In my last blog Improving the Position of the CISO, I introduced the new research I've done on extending the classic "Confidentiality-Integrity-Availability" (C-I-A) frame for security analysis, to cover all the other qualities of enterprise information assets. The idea is to build a comprehensive account of what it is that makes information valuable in the context of the business, leveraging the traditional tools and skills of the CISO. After all, security professionals are particularly good at looking at context. Instead of restricting themselves to defending information assets against harm, CISOs can be helping to enhance those assets by building up their other competitive attributes.

Let's look at some examples of how this would work, in some classic Big Data applications in retail and hospitality.

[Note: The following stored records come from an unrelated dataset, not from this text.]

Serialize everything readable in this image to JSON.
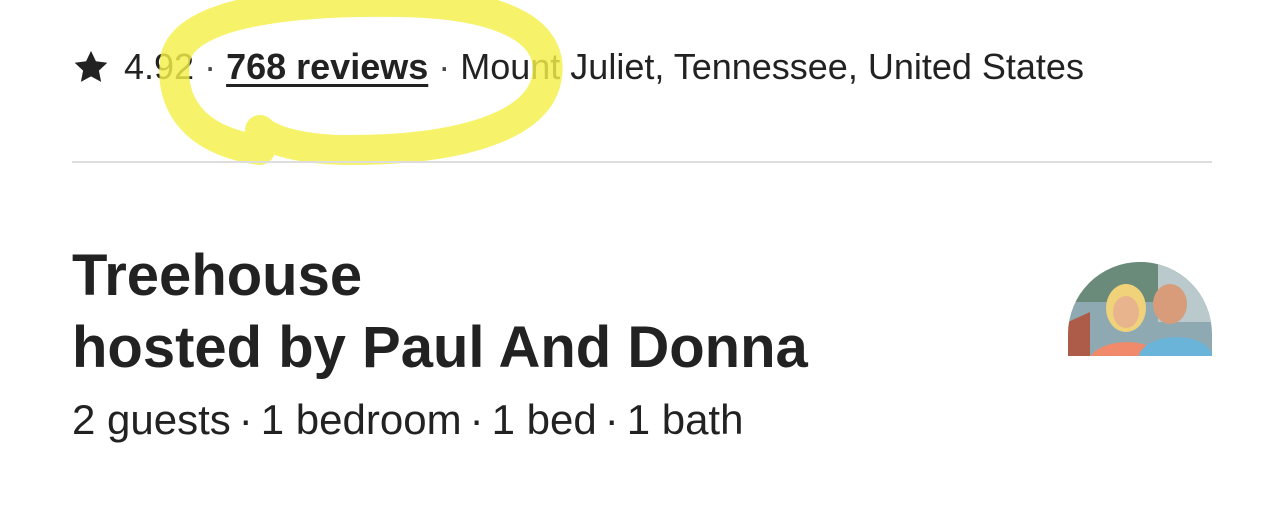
{
  "rating": {
    "star_icon": "star-icon",
    "score": "4.92",
    "separator": "·",
    "reviews_label": "768 reviews",
    "location": "Mount Juliet, Tennessee, United States"
  },
  "listing": {
    "title_line1": "Treehouse",
    "title_line2": "hosted by Paul And Donna",
    "details": [
      "2 guests",
      "1 bedroom",
      "1 bed",
      "1 bath"
    ],
    "detail_separator": "·"
  },
  "host": {
    "avatar_icon": "host-avatar"
  },
  "colors": {
    "text": "#222222",
    "divider": "#dddddd",
    "highlight": "#f4f04a"
  }
}
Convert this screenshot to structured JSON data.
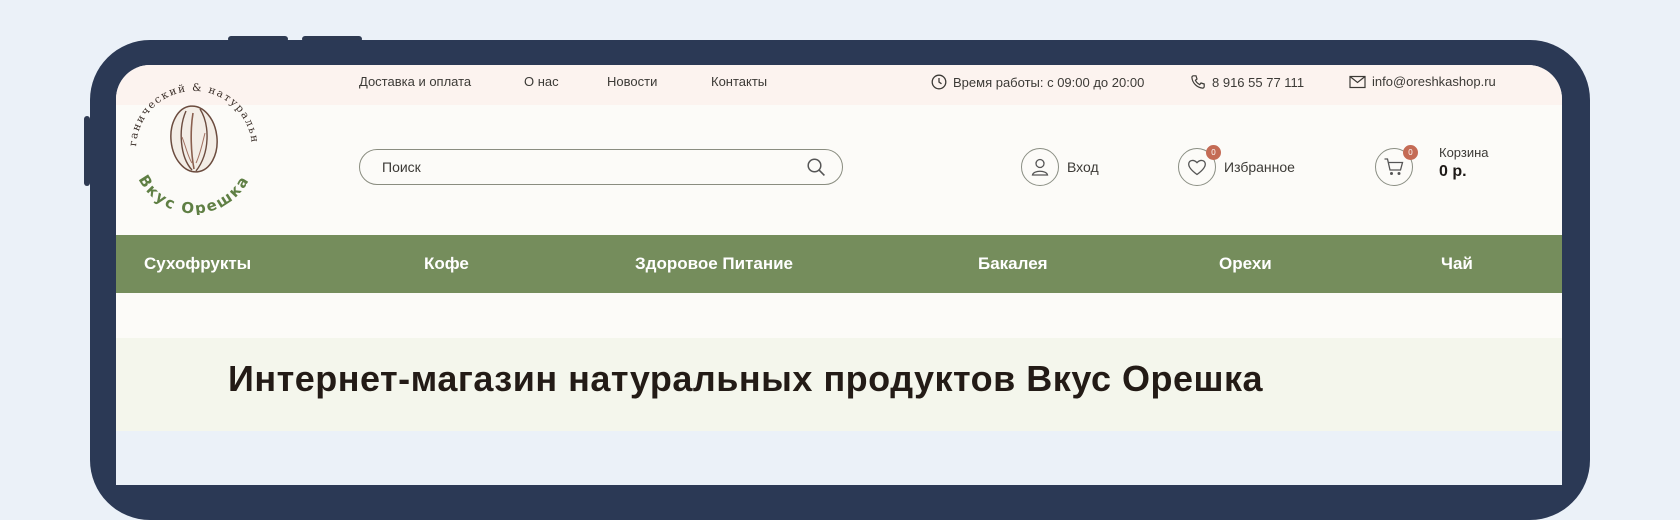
{
  "topbar": {
    "links": [
      "Доставка и оплата",
      "О нас",
      "Новости",
      "Контакты"
    ],
    "hours": "Время работы: с 09:00 до 20:00",
    "phone": "8 916 55 77 111",
    "email": "info@oreshkashop.ru"
  },
  "logo": {
    "ring_text": "органический & натуральный",
    "brand": "Вкус Орешка"
  },
  "search": {
    "placeholder": "Поиск"
  },
  "actions": {
    "login": "Вход",
    "favorites": "Избранное",
    "favorites_count": "0",
    "cart_title": "Корзина",
    "cart_count": "0",
    "cart_sum": "0 р."
  },
  "nav": {
    "items": [
      "Сухофрукты",
      "Кофе",
      "Здоровое Питание",
      "Бакалея",
      "Орехи",
      "Чай"
    ]
  },
  "hero": {
    "title": "Интернет-магазин натуральных продуктов Вкус Орешка"
  },
  "colors": {
    "frame": "#2b3955",
    "nav_bg": "#758d5c",
    "badge": "#c46b55",
    "brand_green": "#5f7f44",
    "background": "#ebf1f8"
  }
}
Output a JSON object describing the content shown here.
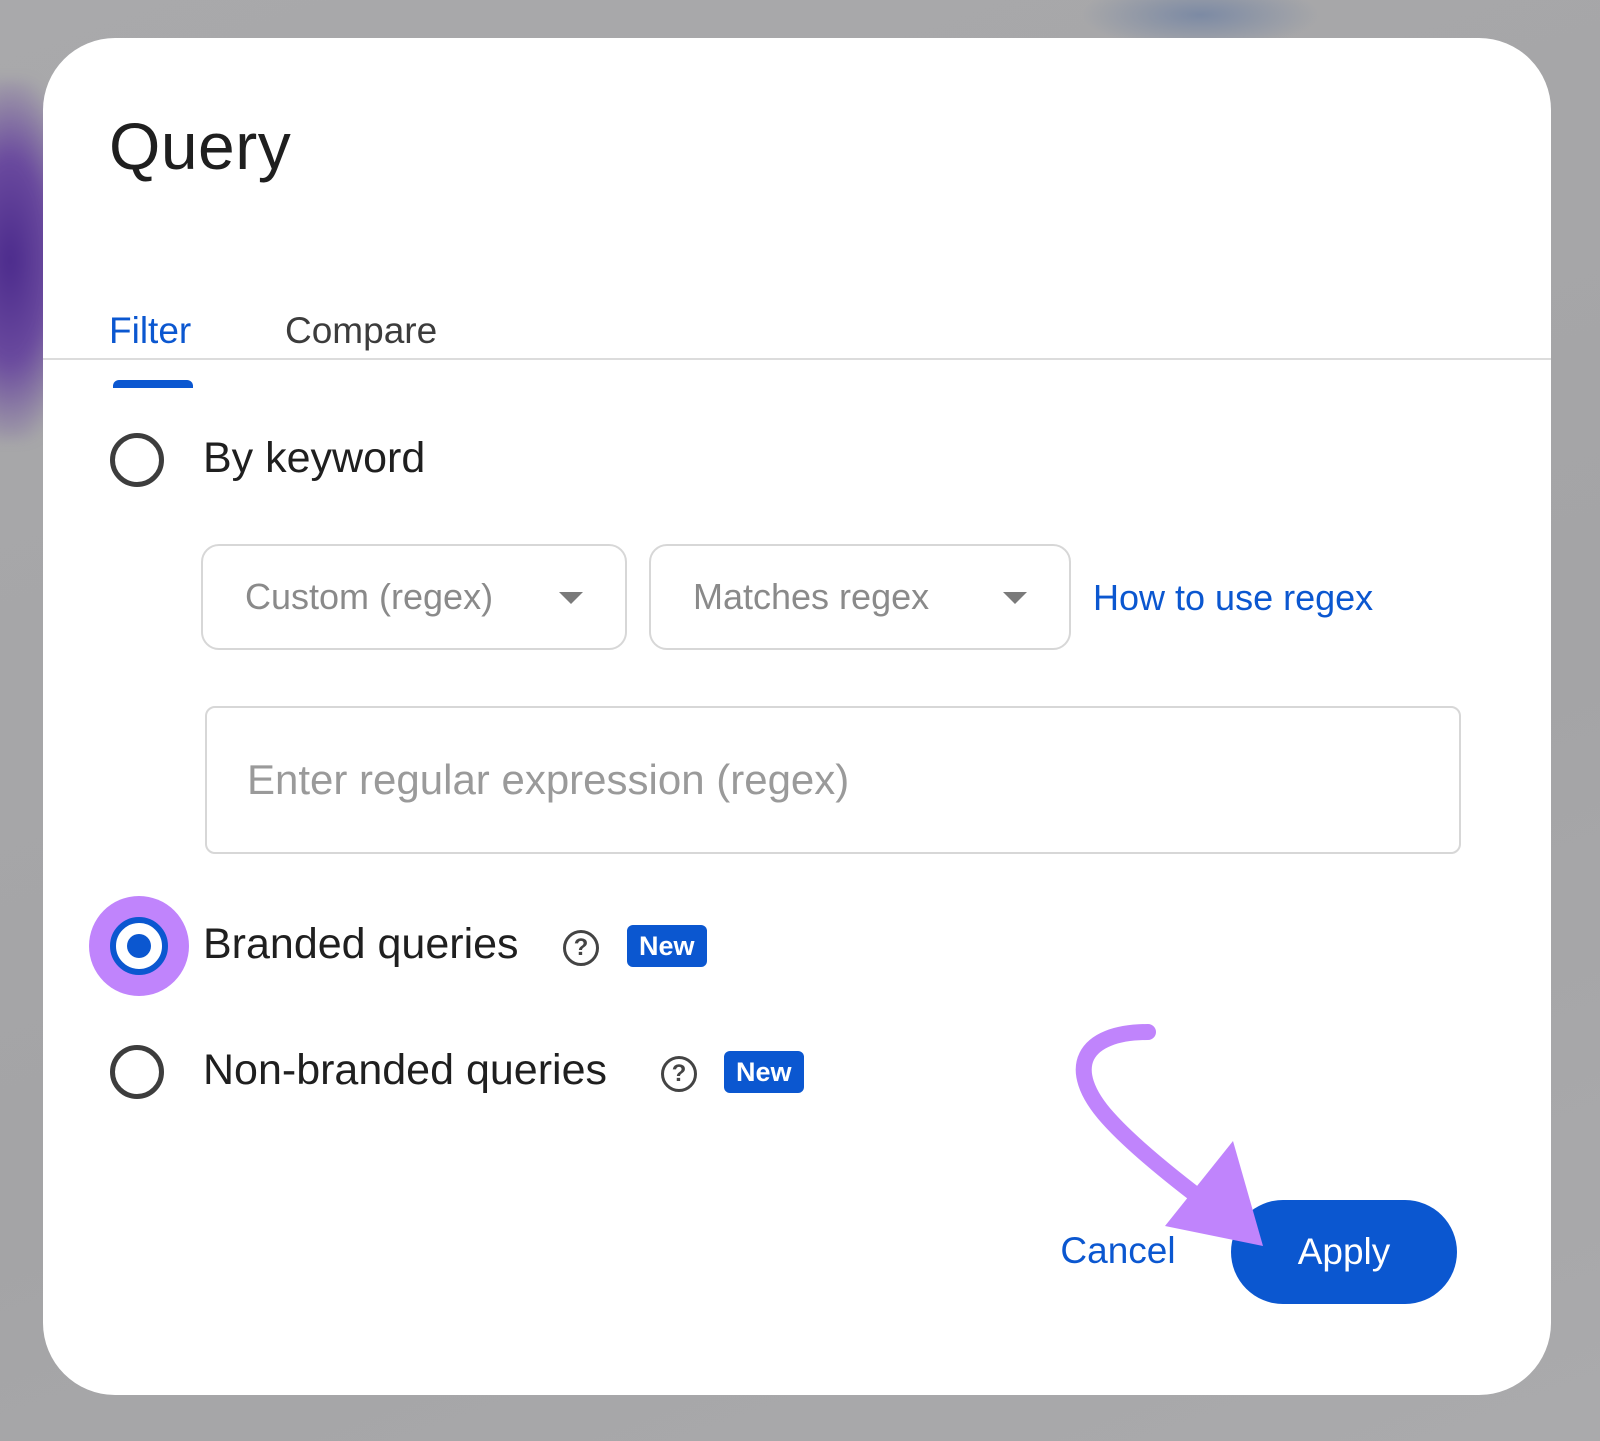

Companies in these industries have long been amassing detailed customer databases under the auspices of loyalty programs. Supermarkets have logged our every purchase for many years, so they can for instance put together new deals on our favorite items, from our preferred brands, or from competitors trying to get us to switch brands. Likewise, hotels track when we stay and what we do, so they can personalise our experience, tailor new packages for us, and try to cross-sell services they predict we'll find attractive. Behind the scenes, the data is also used for operations to plan demand, fine tune their logistics and so on.

Information Asset Inventory table

Big Data techniques amplify the value of information assets enormously, but they can take us into complicated territory. Consider for example the potential for loyalty information to be parlayed into insurance and other financial services products. Supermarkets find they now have access to a range of significant indicators of health & lifestyle risk factors which are hugely valuable in insurance calculations ... if only the data is permitted to be re-purposed like that.

The question is, what is it about the customer database of a given store or hotel that gives it an edge over its competitors? There many more attributes to think creatively about beyond C-I-A!


  • It's important to rigorously check that the raw data, the metadata and any derived analytics can actually be put to different business purposes.
  • Are data formats well-specified, and technically and semantically interoperable?
  • What would it cost to improve interoperability as needed?
  • Is the data physically available to your other business systems?
  • Does the rest of the business know what's in the data sets?


  • Do you know more about your customers than your competitors do?
  • Do you supplement and enrich raw customer behaviours with questionaires, or linked data?
  • How far back in time do the records go?
  • Do you understand the reason any major gaps? Do the gaps themselves tell you anything?
  • What sort of metadata do you have? For example, do you retain time & location, trend data, changes, origins and so on?

Currency & Accuracy

  • Is your data up to date? Remember that accuracy can diminish over time, so the sheer age of a long term database can have a downside.
  • What mechanisms are there to keep data up to date?

Permissions & Consent

  • Have customers consented to secondary usage of data?
  • Is the consent specific, blanket or bundled?
  • Might customers be surprised and possibly put off to learn how their loyalty data is utilised?
  • Do the terms & conditions of participation in a loyalty program cover what you wish to do with the data?
  • Do the Ts&Cs (which might have been agreed to in the past) still align with the latest plans for data usage?
  • Are there opportunities to refresh the Ts&Cs?
  • Are there opportunities for customers to negotiate the value you can offer for re-purposing the data?


  • When businesses derive new insights from data, it is possible that they are synthesising brand new Personal Information, and non-obvious privacy obligations can go along with that. The competitive advantage of Big Data can be squandered if regulations are overlooked, especially in international environments.
  • So where is the data held, and where does it flow?
  • Are applications for your data compliant with applicable regulations?
  • Is health information or similar sensitive Personal Information extracted or synthesised, and do you have specific consent for that?
  • Can you meet the Access & Correction obligations in many data protection regulations?

For more detail, my new report, "Strategic Opportunities for the CISO", is available now.